A Bar of Their Own

photo by Sarah Whiting

A Bar of Their Own is humming on a midweek evening a few months after the pioneering space opened on Franklin Avenue in Minneapolis. The all-day waitlists and standing-room-only crowds have lessened a bit, except for big events like the Professional Women’s Hockey League (PWHL), a Lynx basketball or Aurora soccer game, or an ultimate frisbee watch party.

“Lots of athletes come in,” says Jillian Hiscock, who invites favorites like Rebekkah Brunson, Billie Jean King, and Emma Greco to add their names to the signature wall.

Only the third women’s sports bar in the country — and the first in the Midwest — A Bar of Their Own emanates a friendly, feel-good, female-focused spirit rarely found amid the forced exuberance of most bars.

At the front door is a cut-out face shot of Maya Moore, the Minnesota Lynx player inducted into the Women’s Basketball Hall of Fame. Women’s hockey jerseys and other sports photos adorn the walls, including the iconic shot of then–Minnesota Gophers point guard Lindsay Whalen wrapped in a friendly headlock by center Janelle McCarville.

Each of the 12 television sets — five above the bar and seven in the adjoining dining room — is tuned to women’s sports. And only women’s sports. It may be the new Pro Volleyball Federation; a WNBA game featuring top NCAA recruits Kamilla Cardoso and Angel Reese; a college softball game; or, as it was in May, PWHL Minnesota’s games en route to winning the 2024 national championship.

“If you prioritize the most excluded folks, you benefit everyone,” says Hiscock, 41, a lifelong sports fan who participated in tennis, gymnastics. and softball at Mankato West High School. One of her Scarlets jerseys hangs on the wall.

What “Welcoming” Means

While Hiscock kept the classic wooden bar and the “Established 1979” floor plate from the previous neighborhood hangout, Tracy’s Saloon, nearly everything else has changed. She brightened the dark walls, stocked the gender-neutral restrooms with free menstrual hygiene products, and created food and drink menus amenable to various tastes and preferences.

Alongside the usual beef burgers are turkey and vegan varieties, plus four salads with protein choices. “It’s not just bar food,” Hiscock says. “It comes down to inclusivity.”

That goes for drinks, as well. Sixteen of the 18 beers on tap are brands that are “owned, made, or led” by women, nonbinary people, or trans folks. Those who want an NA beverage can choose from four mocktails.

The least tangible aspect of A Bar of Their Own might also be the most intentional: the sheer joy of the place, the feeling of being welcome, and wanted.

Hiscock asks each prospective employee to “demonstrate an example of how they’ve created inclusive spaces.” A Code of Conduct is posted on the website and displayed throughout the bar: “Everyone at A Bar of Their Own should be safe from harm.” Forbidden behaviors include biased language, sexual misconduct, and “abuse of power.”

There has been some anonymous criticism of the bar, Hiscock says — a social media comment that “nobody watches women’s sports,” an anti-trans “Keep Female Sports Female” sticker plastered to a front window — but the more than 8,000 online fans are standing up to it.

Not for Women Only

Interviewed during the Minnesota Timberwolves postseason run, Hiscock sidestepped whether she’d ever screen men’s sports, even though she welcomes all gender identities, including men, in her establishment.
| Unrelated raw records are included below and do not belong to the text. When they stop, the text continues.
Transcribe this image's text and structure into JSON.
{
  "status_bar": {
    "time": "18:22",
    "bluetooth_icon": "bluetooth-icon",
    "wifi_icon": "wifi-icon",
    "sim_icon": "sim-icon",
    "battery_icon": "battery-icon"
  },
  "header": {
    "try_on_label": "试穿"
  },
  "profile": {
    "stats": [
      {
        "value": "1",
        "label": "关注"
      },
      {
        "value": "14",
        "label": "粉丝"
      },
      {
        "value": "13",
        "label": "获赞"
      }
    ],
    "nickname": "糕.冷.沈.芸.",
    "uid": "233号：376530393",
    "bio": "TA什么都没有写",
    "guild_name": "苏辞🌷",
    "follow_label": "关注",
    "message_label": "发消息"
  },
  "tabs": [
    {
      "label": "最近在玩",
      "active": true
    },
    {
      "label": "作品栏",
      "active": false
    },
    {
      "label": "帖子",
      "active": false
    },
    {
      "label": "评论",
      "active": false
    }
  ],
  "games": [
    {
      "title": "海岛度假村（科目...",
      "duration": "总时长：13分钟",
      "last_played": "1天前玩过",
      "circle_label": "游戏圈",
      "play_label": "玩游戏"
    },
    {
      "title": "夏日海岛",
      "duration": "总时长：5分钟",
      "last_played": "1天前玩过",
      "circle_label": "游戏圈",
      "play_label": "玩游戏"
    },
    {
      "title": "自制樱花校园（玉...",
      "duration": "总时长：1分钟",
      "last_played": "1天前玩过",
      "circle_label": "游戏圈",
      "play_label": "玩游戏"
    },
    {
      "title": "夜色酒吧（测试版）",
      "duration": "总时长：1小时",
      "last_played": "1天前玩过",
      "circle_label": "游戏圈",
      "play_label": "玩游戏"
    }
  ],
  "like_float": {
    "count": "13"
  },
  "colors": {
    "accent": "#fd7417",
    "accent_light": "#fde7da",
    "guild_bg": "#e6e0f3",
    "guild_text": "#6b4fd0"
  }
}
More important to her is the volume of calls from people accustomed to not finding their favorite women’s sports on TV, wondering whether a particular game is being aired. “It’s not easy to be a women’s sports fan,” Hiscock says.

A Bar of Their Own host Kristen Hutchison, 33, played rugby in college and is a competitive rower. “My whole life I never thought there would be women’s sports on TV in a public place,” says Hutchison, who is also a medical writer. Older women customers tell her they didn’t get the opportunity to practice or play as girls. Hutchison relishes seeing parents bring in their daughters.

Hiscock grins when asked what prepared her to run a socially progressive bar: “I’m a woman accustomed to being underestimated and overlooked.”